GREEN INITIATIVES COULD FORCE RECYCLERS OFFSHORE
Written on the 9 August 2012
RISING production costs under the Carbon Tax could push the Australian recycling industry’s margins to the brink of unprofitability.
The irony of the Federal government’s new Carbon Tax looms as a painful and unexpected twist for many of the nation’s recyclers.
Wacol-based Resitech Group is among those in the industry that warn the clean energy legislation intended to improve environmental sustainability will spell a slow death for some local recycling companies.
Director Yinon Trieger (pictured) confirms the Carbon Tax has increased electricity costs at his plant by $6900 a month – a 88 per cent hike that cuts into already strained profit margins.
“Australian companies are getting squeezed and there is less money to be made in recycling," he says.

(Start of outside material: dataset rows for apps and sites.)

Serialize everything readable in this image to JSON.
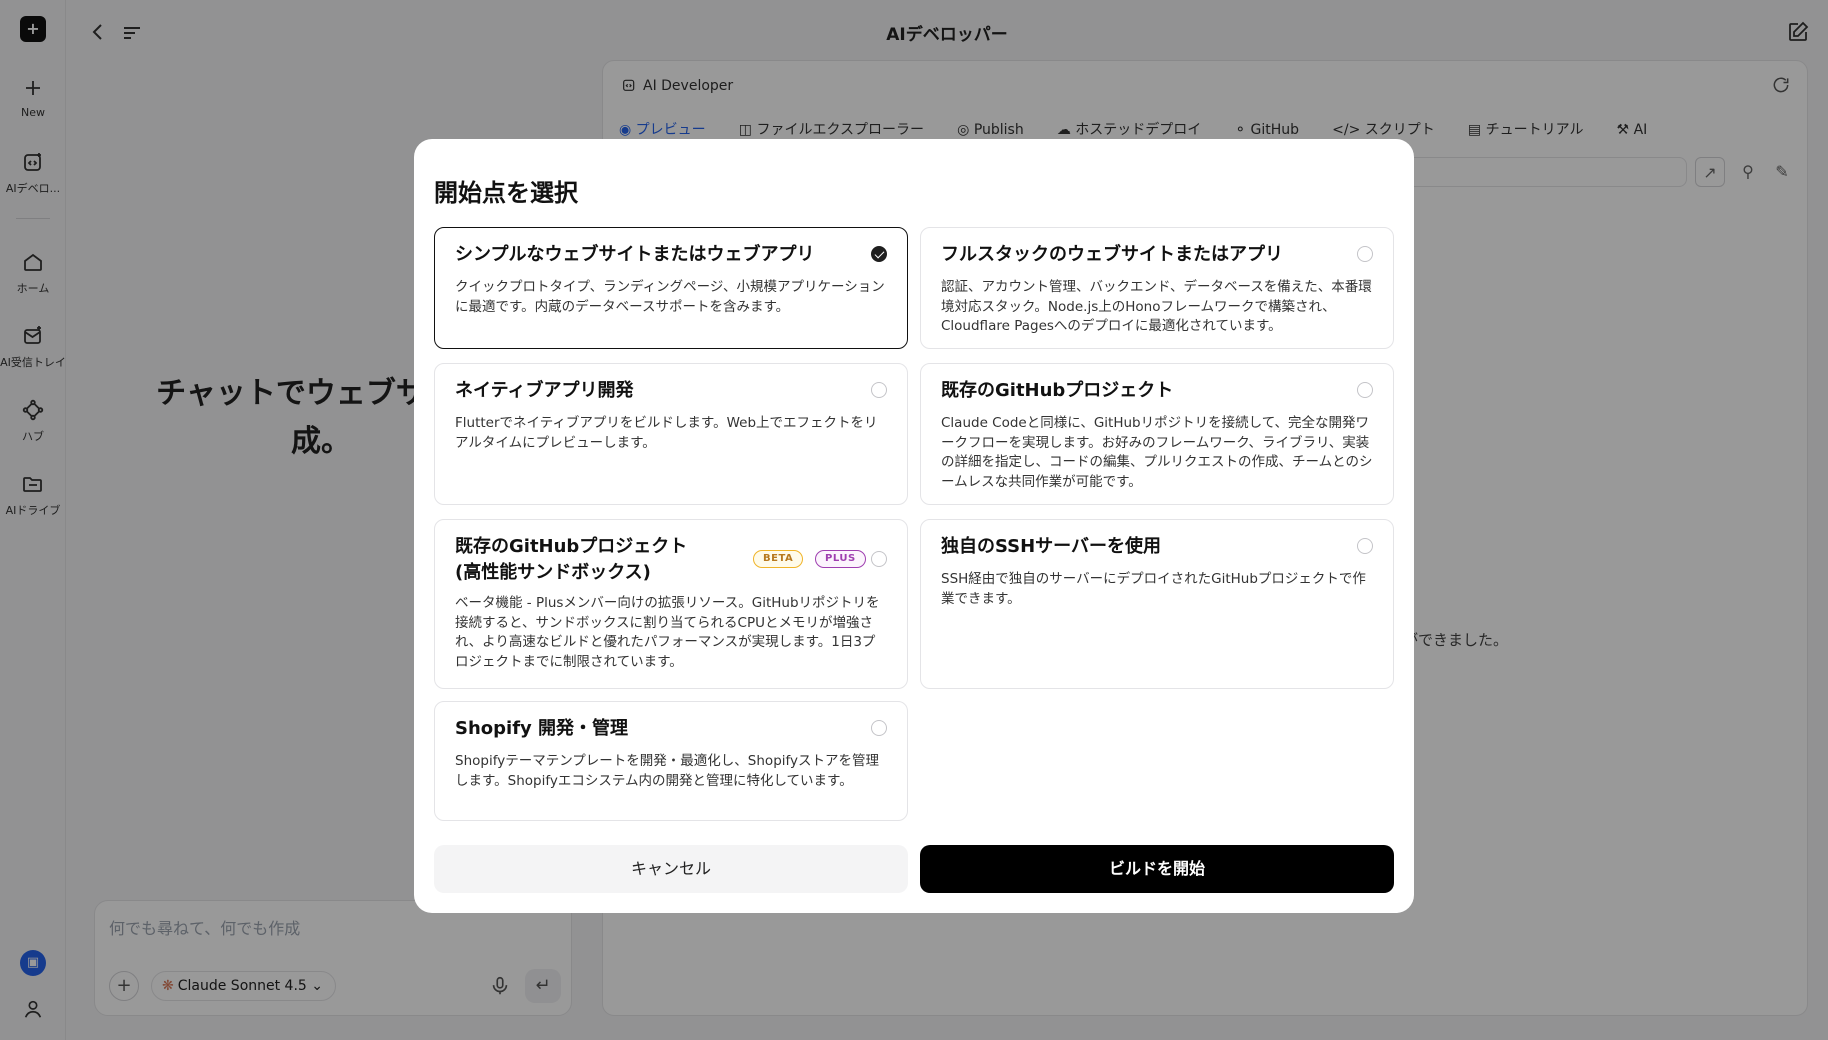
{
  "app": {
    "title": "AIデベロッパー"
  },
  "rail": {
    "items": [
      {
        "label": "New",
        "icon": "plus-icon"
      },
      {
        "label": "AIデベロ...",
        "icon": "ai-developer-icon"
      },
      {
        "label": "ホーム",
        "icon": "home-icon"
      },
      {
        "label": "AI受信トレイ",
        "icon": "inbox-icon"
      },
      {
        "label": "ハブ",
        "icon": "hub-icon"
      },
      {
        "label": "AIドライブ",
        "icon": "folder-icon"
      }
    ]
  },
  "chat": {
    "headline_line1": "チャットでウェブサイト",
    "headline_line2": "成。",
    "placeholder": "何でも尋ねて、何でも作成",
    "model_label": "Claude Sonnet 4.5"
  },
  "panel": {
    "title": "AI Developer",
    "tabs": [
      {
        "label": "プレビュー",
        "icon": "eye-icon"
      },
      {
        "label": "ファイルエクスプローラー",
        "icon": "folder-icon"
      },
      {
        "label": "Publish",
        "icon": "globe-icon"
      },
      {
        "label": "ホステッドデプロイ",
        "icon": "cloud-icon"
      },
      {
        "label": "GitHub",
        "icon": "github-icon"
      },
      {
        "label": "スクリプト",
        "icon": "code-icon"
      },
      {
        "label": "チュートリアル",
        "icon": "book-icon"
      },
      {
        "label": "AI",
        "icon": "wrench-icon"
      }
    ],
    "status_message": "ができました。"
  },
  "modal": {
    "title": "開始点を選択",
    "options": [
      {
        "title": "シンプルなウェブサイトまたはウェブアプリ",
        "description": "クイックプロトタイプ、ランディングページ、小規模アプリケーションに最適です。内蔵のデータベースサポートを含みます。",
        "selected": true
      },
      {
        "title": "フルスタックのウェブサイトまたはアプリ",
        "description": "認証、アカウント管理、バックエンド、データベースを備えた、本番環境対応スタック。Node.js上のHonoフレームワークで構築され、Cloudflare Pagesへのデプロイに最適化されています。",
        "selected": false
      },
      {
        "title": "ネイティブアプリ開発",
        "description": "Flutterでネイティブアプリをビルドします。Web上でエフェクトをリアルタイムにプレビューします。",
        "selected": false
      },
      {
        "title": "既存のGitHubプロジェクト",
        "description": "Claude Codeと同様に、GitHubリポジトリを接続して、完全な開発ワークフローを実現します。お好みのフレームワーク、ライブラリ、実装の詳細を指定し、コードの編集、プルリクエストの作成、チームとのシームレスな共同作業が可能です。",
        "selected": false
      },
      {
        "title": "既存のGitHubプロジェクト (高性能サンドボックス)",
        "description": "ベータ機能 - Plusメンバー向けの拡張リソース。GitHubリポジトリを接続すると、サンドボックスに割り当てられるCPUとメモリが増強され、より高速なビルドと優れたパフォーマンスが実現します。1日3プロジェクトまでに制限されています。",
        "badges": [
          "BETA",
          "PLUS"
        ],
        "selected": false
      },
      {
        "title": "独自のSSHサーバーを使用",
        "description": "SSH経由で独自のサーバーにデプロイされたGitHubプロジェクトで作業できます。",
        "selected": false
      },
      {
        "title": "Shopify 開発・管理",
        "description": "Shopifyテーマテンプレートを開発・最適化し、Shopifyストアを管理します。Shopifyエコシステム内の開発と管理に特化しています。",
        "selected": false
      }
    ],
    "cancel_label": "キャンセル",
    "start_label": "ビルドを開始"
  }
}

“Some recyclers are finding it hard to keep the costs of manufacturing down, particularly due to the high dollar and more production taking place in China and other Asian countries.
“The proposed Free Trade Agreement with China places very little duty on imported goods, raising questions over how the sector will compete with foreign companies that sometimes pay just $1 an hour to employees."
Trieger says moving operations offshore may be the only option for some recyclers once the full effects of the Carbon Tax take hold.
“It is ironic that parts of the recycling industry could be forced overseas because of a green initiative,” he says.
Trieger predicts local recyclers wanting to continue business in Australia after the July 1 introduction have two choices – downsize through staff redundancies or increase competitiveness with technology.
Resitech has chosen the latter option. The company has invested $1.2 million in a new factory complex, $200,000 on a new transformer and a further $400,000 in energy efficient equipment.
Trieger admits the expenditure is a calculated gamble.
“As business conditions worsen and costs escalate, the natural reaction is to downsize. But we are focusing on new technology and trying to be more versatile to make more money – or at least maintain current profit margins,” he says.
“Because we are at the raw material stage, our profit margins are always being squeezed and sometimes we have to sell recycled resin at levels similar to those seen 20 years ago –$1100 a tonne today versus $900 a tonne in the 1990s.”
Resitech was established in 2001 and employs 12 staff. Its turnover was $3 million in the 2011 financial year when the business was impacted by floods across the state.
The business has attempted to counter the downturn in traditional recycling and manufacturing of building materials by diversifying into pipe-recycling services for the mining industry.
However, not all competing recyclers have adopted such a constructive approach with some major companies opting to permanently close their doors.
“Hastie Group’s engineering business and other big companies that have operated in the industry for up to 15 years have collapsed. It is a very tough time ahead for recyclers,” says Trieger.
“Companies in other sectors put up their prices by 2 to 4 per cent every six months, but we can’t do that. Our customers will not accept it and most of our deals have a 12-month fixed price. A lot of larger companies are reducing prices every year instead of increasing them.”
Resitech is holding talks with the Federal Government to seek Carbon Tax concessions.
Trieger also suggests Australia should adopt a scheme similar to that used in the United Kingdom where businesses are required to purchase “notes" that show waste packaging material was recycled into a new product.
“It would reduce the need for companies to manufacture new products and would encouraging more recycling of waste packaging material,” he says.
“This kept England’s recycling industry alive despite its near economic collapse in the 1990s, when new materials were sold at the same price of recycled goods.”